A Bristol academy is to scan students' fingerprints to allow them to get their lunch.
The £20,000 scheme will be launched at the City Academy - the first to be built in the city - from September.
The school said the biometric system did not keep a photographic record, could not be used for police evidence and did not infringe civil liberties.
It also plans to introduce biometric controls to get into the school from next term and to control printing.
But Clare Stephenson, 43, who has a daughter in year 10 at the school, said she was outraged by the lack of discussion.
"I am staggered that no consultation has been made with parents about this and it is being pushed through in time for the new school term," she said.
She said she was angry that there would be no chance to discuss any concerns she had until a meeting in September.
"Does anyone think this is unnecessary and unwarranted?," she asked.
Students currently carry ID cards which can be used to pay for lunch.
The school said many were lost and were costing up to £6,000 a year to replace. The fingerprint scheme is aimed at supplementing these cards.
"It is such a good system, and there is no infringement of rights, that there was no need for consultation," a school spokeswoman said.
Vice principal Len Morphew added that the new system would be more efficient and would benefit the children.
'Infringement of liberty'
David Coulter, from the group Leave Them Kids Alone, said: "Without consent, this is an infringement of liberty.
"These systems store fingerprint templates, which are used by the police. It leaves children open to identity fraud later on."
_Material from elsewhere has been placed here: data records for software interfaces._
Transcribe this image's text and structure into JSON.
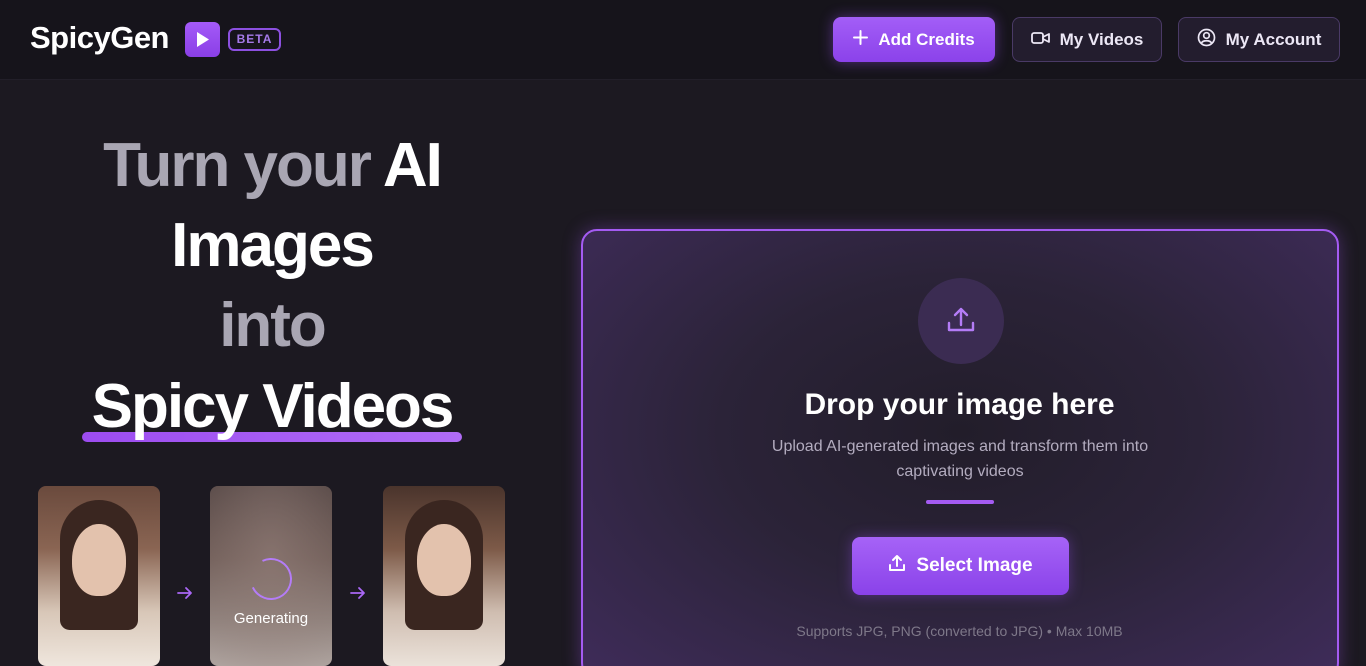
{
  "header": {
    "logo_text": "SpicyGen",
    "logo_icon": "play-icon",
    "beta_label": "BETA",
    "add_credits_label": "Add Credits",
    "my_videos_label": "My Videos",
    "my_account_label": "My Account"
  },
  "hero": {
    "line1_part1": "Turn your ",
    "line1_part2": "AI",
    "line2": "Images",
    "line3": "into",
    "line4": "Spicy Videos"
  },
  "preview": {
    "generating_label": "Generating"
  },
  "dropzone": {
    "icon": "upload-icon",
    "title": "Drop your image here",
    "subtitle": "Upload AI-generated images and transform them into captivating videos",
    "select_button_label": "Select Image",
    "support_text": "Supports JPG, PNG (converted to JPG) • Max 10MB"
  },
  "colors": {
    "accent": "#9b51f0",
    "background": "#1c1921",
    "header_bg": "#16141b"
  }
}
The academy opened in 2003 and has more than 1,100 pupils aged between 11 and 18.
Among its visitors has been David Beckham, who turned up in March to teach youngsters football.